This is opposed to log shipping modes that use the log writer to transfer transactions. Using the log writer can slow the processing of the transaction because it can be affected by the network availability or performance.

Maximum performance provides the highest level of performance on the primary site at the expense of data divergence. Data divergence occurs when the two sites’ data starts to get out of sync. Archive redo data isn’t shipped until an entire archive redo log is full. In a worst case scenario, an entire site loss could result in the loss of an entire archive redo log’s worth of data.

Performing switchover and failover operations

You can switch processing to your standby site two ways:

  • Switchover is a planned switch that can occur if you want to do maintenance on the primary site that requires it to be unavailable. This operation may require a few minutes of downtime in the application, but if you have to do maintenance that lasts for an hour or more, the downtime could be worthwhile.

    This operation is called a graceful switchover because it turns the primary site into your standby and your standby site into your primary. Also, you can easily switch back to the original primary site without having to re-create it from scratch.

  • Failover occurs when the primary site has been compromised in some way. Perhaps it was a total site loss, or maybe you discovered physical corruption in a data file. Not always, but usually after a failover, you have to either completely re-create the primary site or recover it from a backup and re-instate it.

    You usually perform a failover only when you’ve determined that fixing the primary site will take long enough that you prefer not to have an application outage for the entire time.

To perform a switchover, follow these steps:

  1. On the current primary, log in to SQL*Plus and type the following:

    <alter database commit to switchover to physical standby;>

    You should see this:

    Database altered.
  2. Shut down the primary database:

    <shutdown immediate>

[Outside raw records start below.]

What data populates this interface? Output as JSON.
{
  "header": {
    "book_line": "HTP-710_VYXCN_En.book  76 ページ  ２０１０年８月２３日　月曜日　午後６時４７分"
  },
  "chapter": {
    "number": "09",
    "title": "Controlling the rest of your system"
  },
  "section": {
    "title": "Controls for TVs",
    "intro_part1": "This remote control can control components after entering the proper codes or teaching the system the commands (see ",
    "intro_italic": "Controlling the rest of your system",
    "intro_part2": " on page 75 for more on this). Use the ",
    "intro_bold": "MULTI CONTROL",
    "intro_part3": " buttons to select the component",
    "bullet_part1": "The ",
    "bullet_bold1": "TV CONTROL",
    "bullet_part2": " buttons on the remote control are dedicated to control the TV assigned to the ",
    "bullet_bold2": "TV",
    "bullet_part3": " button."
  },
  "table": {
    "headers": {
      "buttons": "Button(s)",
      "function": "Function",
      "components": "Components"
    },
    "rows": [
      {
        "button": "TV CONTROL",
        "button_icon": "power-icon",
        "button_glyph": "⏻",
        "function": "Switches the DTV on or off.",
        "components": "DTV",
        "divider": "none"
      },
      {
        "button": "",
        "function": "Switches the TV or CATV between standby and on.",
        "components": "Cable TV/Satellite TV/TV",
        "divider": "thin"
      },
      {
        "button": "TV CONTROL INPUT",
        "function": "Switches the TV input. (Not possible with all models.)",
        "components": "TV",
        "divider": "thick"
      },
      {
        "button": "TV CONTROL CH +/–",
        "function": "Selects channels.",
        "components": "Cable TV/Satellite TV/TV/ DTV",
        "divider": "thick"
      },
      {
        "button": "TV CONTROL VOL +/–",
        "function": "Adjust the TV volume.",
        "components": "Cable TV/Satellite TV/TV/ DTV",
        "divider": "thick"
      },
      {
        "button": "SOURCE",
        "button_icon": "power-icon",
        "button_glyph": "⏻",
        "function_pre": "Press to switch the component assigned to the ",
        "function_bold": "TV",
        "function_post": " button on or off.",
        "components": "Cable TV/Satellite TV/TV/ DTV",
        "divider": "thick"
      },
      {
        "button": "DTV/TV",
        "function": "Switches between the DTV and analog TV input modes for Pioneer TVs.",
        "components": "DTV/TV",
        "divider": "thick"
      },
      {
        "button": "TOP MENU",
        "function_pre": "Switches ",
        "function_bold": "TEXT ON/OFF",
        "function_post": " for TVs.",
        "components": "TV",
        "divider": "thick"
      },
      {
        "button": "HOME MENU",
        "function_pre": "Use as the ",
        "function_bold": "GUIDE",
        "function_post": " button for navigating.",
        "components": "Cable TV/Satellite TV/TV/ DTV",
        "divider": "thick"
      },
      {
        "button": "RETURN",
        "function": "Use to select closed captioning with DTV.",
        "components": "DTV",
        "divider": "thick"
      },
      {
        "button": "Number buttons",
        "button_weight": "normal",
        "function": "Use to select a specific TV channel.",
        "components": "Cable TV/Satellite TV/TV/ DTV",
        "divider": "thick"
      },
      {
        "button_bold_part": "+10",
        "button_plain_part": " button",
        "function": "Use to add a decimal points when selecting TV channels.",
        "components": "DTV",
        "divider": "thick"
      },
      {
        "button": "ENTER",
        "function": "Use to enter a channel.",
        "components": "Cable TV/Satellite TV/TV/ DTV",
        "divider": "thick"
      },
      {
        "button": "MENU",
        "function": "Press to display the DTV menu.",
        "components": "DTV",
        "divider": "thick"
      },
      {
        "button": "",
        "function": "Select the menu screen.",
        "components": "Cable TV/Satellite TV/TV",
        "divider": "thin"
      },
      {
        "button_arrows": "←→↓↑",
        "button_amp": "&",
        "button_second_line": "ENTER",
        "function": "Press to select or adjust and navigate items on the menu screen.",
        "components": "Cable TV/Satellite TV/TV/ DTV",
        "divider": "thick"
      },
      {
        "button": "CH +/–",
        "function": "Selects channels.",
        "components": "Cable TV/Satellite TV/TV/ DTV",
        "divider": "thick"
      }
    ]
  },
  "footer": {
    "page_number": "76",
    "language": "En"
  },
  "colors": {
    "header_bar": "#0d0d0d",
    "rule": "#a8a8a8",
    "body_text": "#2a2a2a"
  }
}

    You should see this:

    Database closed.
    Database dismounted.
    ORACLE instance shut down.
  3. Start the primary database in nomount mode:

    <startup nomount>

    You should see something like this:

    ORACLE instance started.
    Total System Global Area 789172224 bytes
    Fixed Size         2148552 bytes
    Variable Size       578815800 bytes
    Database Buffers     201326592 bytes
    Redo Buffers        6881280 bytes
  4. Mount the database as a standby:

    <alter database mount standby database;>

    You should see this:

    Database altered.
  5. Start recovery:

    <recover managed standby database disconnect;>

    You see this:

    Media recovery complete.
  6. Log in to SQL*Plus on the current standby and type the following:

    <alter database commit to switchover to physical primary;>

    You should see this:

    Database altered.
  7. Shut down the standby database:

    <shutdown immediate>

    You should see this:

    Database closed.
    Database dismounted.
    ORACLE instance shut down.
  8. Make sure all appropriate initialization parameters are set for this database to behave properly as a primary.

  9. Start it normally:

    <startup>

    You should see something like this:

    ORACLE instance started.
    Total System Global Area 789172224 bytes
    Fixed Size         2148552 bytes
    Variable Size       578815800 bytes
    Database Buffers     201326592 bytes
    Redo Buffers        6881280 bytes
    Database mounted.
    Database opened.
  10. Make sure the users and applications can connect to and use the new primary instance.